» Task to complete: Return the records word for word. Any pictures in them are not part of the copy.

» Information:

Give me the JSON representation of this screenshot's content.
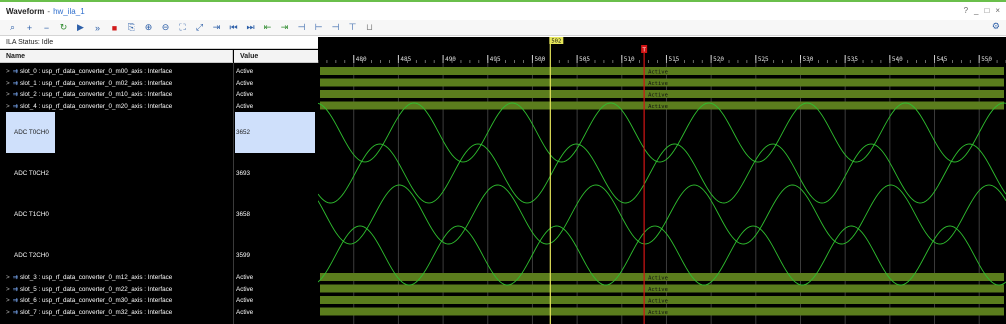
{
  "title": {
    "window": "Waveform",
    "separator": "-",
    "subtitle": "hw_ila_1",
    "controls": [
      "?",
      "_",
      "□",
      "×"
    ]
  },
  "toolbar": {
    "buttons": [
      {
        "icon": "search-icon",
        "glyph": "⌕",
        "color": "#2d5fa8"
      },
      {
        "icon": "plus-icon",
        "glyph": "+",
        "color": "#2d5fa8"
      },
      {
        "icon": "minus-icon",
        "glyph": "−",
        "color": "#2d5fa8"
      },
      {
        "icon": "refresh-icon",
        "glyph": "↻",
        "color": "#2e8b2e"
      },
      {
        "icon": "run-trigger-icon",
        "glyph": "▶",
        "color": "#2d5fa8"
      },
      {
        "icon": "run-immediate-icon",
        "glyph": "»",
        "color": "#2d5fa8"
      },
      {
        "icon": "stop-icon",
        "glyph": "■",
        "color": "#d11b1b"
      },
      {
        "icon": "export-icon",
        "glyph": "⎘",
        "color": "#2d5fa8"
      },
      {
        "icon": "zoom-in-icon",
        "glyph": "⊕",
        "color": "#2d5fa8"
      },
      {
        "icon": "zoom-out-icon",
        "glyph": "⊖",
        "color": "#2d5fa8"
      },
      {
        "icon": "zoom-fit-icon",
        "glyph": "⛶",
        "color": "#2d5fa8"
      },
      {
        "icon": "zoom-cursor-icon",
        "glyph": "⤢",
        "color": "#2d5fa8"
      },
      {
        "icon": "cursor-icon",
        "glyph": "⇥",
        "color": "#2d5fa8"
      },
      {
        "icon": "go-first-icon",
        "glyph": "⏮",
        "color": "#2d5fa8"
      },
      {
        "icon": "go-last-icon",
        "glyph": "⏭",
        "color": "#2d5fa8"
      },
      {
        "icon": "prev-transition-icon",
        "glyph": "⇤",
        "color": "#2e8b2e"
      },
      {
        "icon": "next-transition-icon",
        "glyph": "⇥",
        "color": "#2e8b2e"
      },
      {
        "icon": "add-marker-icon",
        "glyph": "⊣",
        "color": "#2d5fa8"
      },
      {
        "icon": "prev-marker-icon",
        "glyph": "⊢",
        "color": "#2d5fa8"
      },
      {
        "icon": "next-marker-icon",
        "glyph": "⊣",
        "color": "#2d5fa8"
      },
      {
        "icon": "swap-cursor-icon",
        "glyph": "⊤",
        "color": "#2d5fa8"
      },
      {
        "icon": "snap-icon",
        "glyph": "⊔",
        "color": "#8a8a8a"
      }
    ],
    "settings_icon": "gear-icon"
  },
  "panel": {
    "status": "ILA Status: Idle",
    "col_name": "Name",
    "col_value": "Value"
  },
  "signals": [
    {
      "name": "slot_0 : usp_rf_data_converter_0_m00_axis : Interface",
      "value": "Active",
      "kind": "bus"
    },
    {
      "name": "slot_1 : usp_rf_data_converter_0_m02_axis : Interface",
      "value": "Active",
      "kind": "bus"
    },
    {
      "name": "slot_2 : usp_rf_data_converter_0_m10_axis : Interface",
      "value": "Active",
      "kind": "bus"
    },
    {
      "name": "slot_4 : usp_rf_data_converter_0_m20_axis : Interface",
      "value": "Active",
      "kind": "bus"
    },
    {
      "name": "ADC T0CH0",
      "value": "3652",
      "kind": "analog",
      "selected": true
    },
    {
      "name": "ADC T0CH2",
      "value": "3693",
      "kind": "analog"
    },
    {
      "name": "ADC T1CH0",
      "value": "3658",
      "kind": "analog"
    },
    {
      "name": "ADC T2CH0",
      "value": "3599",
      "kind": "analog"
    },
    {
      "name": "slot_3 : usp_rf_data_converter_0_m12_axis : Interface",
      "value": "Active",
      "kind": "bus"
    },
    {
      "name": "slot_5 : usp_rf_data_converter_0_m22_axis : Interface",
      "value": "Active",
      "kind": "bus"
    },
    {
      "name": "slot_6 : usp_rf_data_converter_0_m30_axis : Interface",
      "value": "Active",
      "kind": "bus"
    },
    {
      "name": "slot_7 : usp_rf_data_converter_0_m32_axis : Interface",
      "value": "Active",
      "kind": "bus"
    }
  ],
  "waveform": {
    "ruler_ticks": [
      "480",
      "485",
      "490",
      "495",
      "500",
      "505",
      "510",
      "515",
      "520",
      "525",
      "530",
      "535",
      "540",
      "545",
      "550"
    ],
    "bus_label": "Active",
    "cursor_label": "502",
    "trigger_marker": "T",
    "colors": {
      "bus_fill": "#5b7d1d",
      "wave": "#2fbf2f",
      "cursor": "#e6e65a",
      "trigger": "#d41515",
      "grid": "#3c3c3c"
    },
    "time_range": [
      476,
      553
    ],
    "cursor_time": 502,
    "trigger_time": 512.5,
    "wave_period": 11
  }
}
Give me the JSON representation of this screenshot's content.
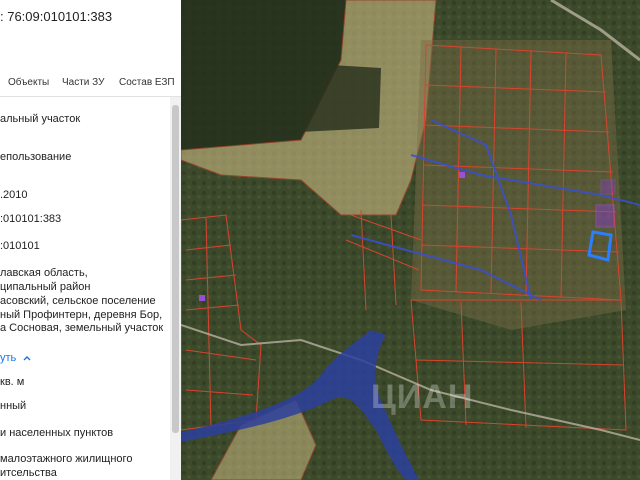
{
  "panel": {
    "title": ": 76:09:010101:383",
    "tabs": [
      {
        "label": "Объекты"
      },
      {
        "label": "Части ЗУ"
      },
      {
        "label": "Состав ЕЗП"
      }
    ],
    "info": {
      "type": "альный участок",
      "usage": "епользование",
      "date": ".2010",
      "cad_number": ":010101:383",
      "quarter": ":010101",
      "address_lines": [
        "лавская область,",
        "ципальный район",
        "асовский, сельское поселение",
        "ный Профинтерн, деревня Бор,",
        "а Сосновая, земельный участок"
      ],
      "collapse_link": "уть",
      "area": "кв. м",
      "status": "нный",
      "category": "и населенных пунктов",
      "permitted_use_lines": [
        "малоэтажного жилищного",
        "итсельства"
      ]
    }
  },
  "map": {
    "watermark": "ЦИАН",
    "colors": {
      "forest": "#3d4a2c",
      "field": "#8a7d52",
      "parcel_line": "#d9442e",
      "highlight": "#9933ff",
      "selected": "#2b7fff",
      "river": "#2c3f9e",
      "zone": "#d8c58b"
    }
  }
}
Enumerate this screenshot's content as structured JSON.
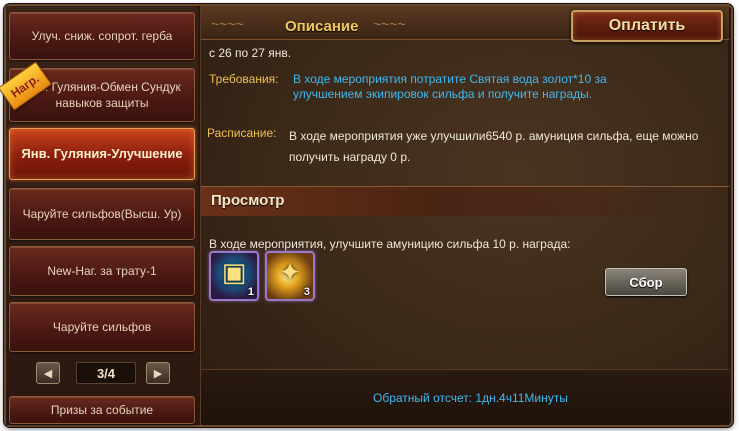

» Response area:
Give me the JSON representation of this screenshot's content.
{
  "title": {
    "window": "Waveform",
    "separator": "-",
    "subtitle": "hw_ila_1",
    "controls": [
      "?",
      "_",
      "□",
      "×"
    ]
  },
  "toolbar": {
    "buttons": [
      {
        "icon": "search-icon",
        "glyph": "⌕",
        "color": "#2d5fa8"
      },
      {
        "icon": "plus-icon",
        "glyph": "+",
        "color": "#2d5fa8"
      },
      {
        "icon": "minus-icon",
        "glyph": "−",
        "color": "#2d5fa8"
      },
      {
        "icon": "refresh-icon",
        "glyph": "↻",
        "color": "#2e8b2e"
      },
      {
        "icon": "run-trigger-icon",
        "glyph": "▶",
        "color": "#2d5fa8"
      },
      {
        "icon": "run-immediate-icon",
        "glyph": "»",
        "color": "#2d5fa8"
      },
      {
        "icon": "stop-icon",
        "glyph": "■",
        "color": "#d11b1b"
      },
      {
        "icon": "export-icon",
        "glyph": "⎘",
        "color": "#2d5fa8"
      },
      {
        "icon": "zoom-in-icon",
        "glyph": "⊕",
        "color": "#2d5fa8"
      },
      {
        "icon": "zoom-out-icon",
        "glyph": "⊖",
        "color": "#2d5fa8"
      },
      {
        "icon": "zoom-fit-icon",
        "glyph": "⛶",
        "color": "#2d5fa8"
      },
      {
        "icon": "zoom-cursor-icon",
        "glyph": "⤢",
        "color": "#2d5fa8"
      },
      {
        "icon": "cursor-icon",
        "glyph": "⇥",
        "color": "#2d5fa8"
      },
      {
        "icon": "go-first-icon",
        "glyph": "⏮",
        "color": "#2d5fa8"
      },
      {
        "icon": "go-last-icon",
        "glyph": "⏭",
        "color": "#2d5fa8"
      },
      {
        "icon": "prev-transition-icon",
        "glyph": "⇤",
        "color": "#2e8b2e"
      },
      {
        "icon": "next-transition-icon",
        "glyph": "⇥",
        "color": "#2e8b2e"
      },
      {
        "icon": "add-marker-icon",
        "glyph": "⊣",
        "color": "#2d5fa8"
      },
      {
        "icon": "prev-marker-icon",
        "glyph": "⊢",
        "color": "#2d5fa8"
      },
      {
        "icon": "next-marker-icon",
        "glyph": "⊣",
        "color": "#2d5fa8"
      },
      {
        "icon": "swap-cursor-icon",
        "glyph": "⊤",
        "color": "#2d5fa8"
      },
      {
        "icon": "snap-icon",
        "glyph": "⊔",
        "color": "#8a8a8a"
      }
    ],
    "settings_icon": "gear-icon"
  },
  "panel": {
    "status": "ILA Status: Idle",
    "col_name": "Name",
    "col_value": "Value"
  },
  "signals": [
    {
      "name": "slot_0 : usp_rf_data_converter_0_m00_axis : Interface",
      "value": "Active",
      "kind": "bus"
    },
    {
      "name": "slot_1 : usp_rf_data_converter_0_m02_axis : Interface",
      "value": "Active",
      "kind": "bus"
    },
    {
      "name": "slot_2 : usp_rf_data_converter_0_m10_axis : Interface",
      "value": "Active",
      "kind": "bus"
    },
    {
      "name": "slot_4 : usp_rf_data_converter_0_m20_axis : Interface",
      "value": "Active",
      "kind": "bus"
    },
    {
      "name": "ADC T0CH0",
      "value": "3652",
      "kind": "analog",
      "selected": true
    },
    {
      "name": "ADC T0CH2",
      "value": "3693",
      "kind": "analog"
    },
    {
      "name": "ADC T1CH0",
      "value": "3658",
      "kind": "analog"
    },
    {
      "name": "ADC T2CH0",
      "value": "3599",
      "kind": "analog"
    },
    {
      "name": "slot_3 : usp_rf_data_converter_0_m12_axis : Interface",
      "value": "Active",
      "kind": "bus"
    },
    {
      "name": "slot_5 : usp_rf_data_converter_0_m22_axis : Interface",
      "value": "Active",
      "kind": "bus"
    },
    {
      "name": "slot_6 : usp_rf_data_converter_0_m30_axis : Interface",
      "value": "Active",
      "kind": "bus"
    },
    {
      "name": "slot_7 : usp_rf_data_converter_0_m32_axis : Interface",
      "value": "Active",
      "kind": "bus"
    }
  ],
  "waveform": {
    "ruler_ticks": [
      "480",
      "485",
      "490",
      "495",
      "500",
      "505",
      "510",
      "515",
      "520",
      "525",
      "530",
      "535",
      "540",
      "545",
      "550"
    ],
    "bus_label": "Active",
    "cursor_label": "502",
    "trigger_marker": "T",
    "colors": {
      "bus_fill": "#5b7d1d",
      "wave": "#2fbf2f",
      "cursor": "#e6e65a",
      "trigger": "#d41515",
      "grid": "#3c3c3c"
    },
    "time_range": [
      476,
      553
    ],
    "cursor_time": 502,
    "trigger_time": 512.5,
    "wave_period": 11
  }
}
Give me the JSON representation of this screenshot's content.
{
  "panel": {
    "title": ": 76:09:010101:383",
    "tabs": [
      {
        "label": "Объекты"
      },
      {
        "label": "Части ЗУ"
      },
      {
        "label": "Состав ЕЗП"
      }
    ],
    "info": {
      "type": "альный участок",
      "usage": "епользование",
      "date": ".2010",
      "cad_number": ":010101:383",
      "quarter": ":010101",
      "address_lines": [
        "лавская область,",
        "ципальный район",
        "асовский, сельское поселение",
        "ный Профинтерн, деревня Бор,",
        "а Сосновая, земельный участок"
      ],
      "collapse_link": "уть",
      "area": "кв. м",
      "status": "нный",
      "category": "и населенных пунктов",
      "permitted_use_lines": [
        "малоэтажного жилищного",
        "итсельства"
      ]
    }
  },
  "map": {
    "watermark": "ЦИАН",
    "colors": {
      "forest": "#3d4a2c",
      "field": "#8a7d52",
      "parcel_line": "#d9442e",
      "highlight": "#9933ff",
      "selected": "#2b7fff",
      "river": "#2c3f9e",
      "zone": "#d8c58b"
    }
  }
}
Enumerate this screenshot's content as structured JSON.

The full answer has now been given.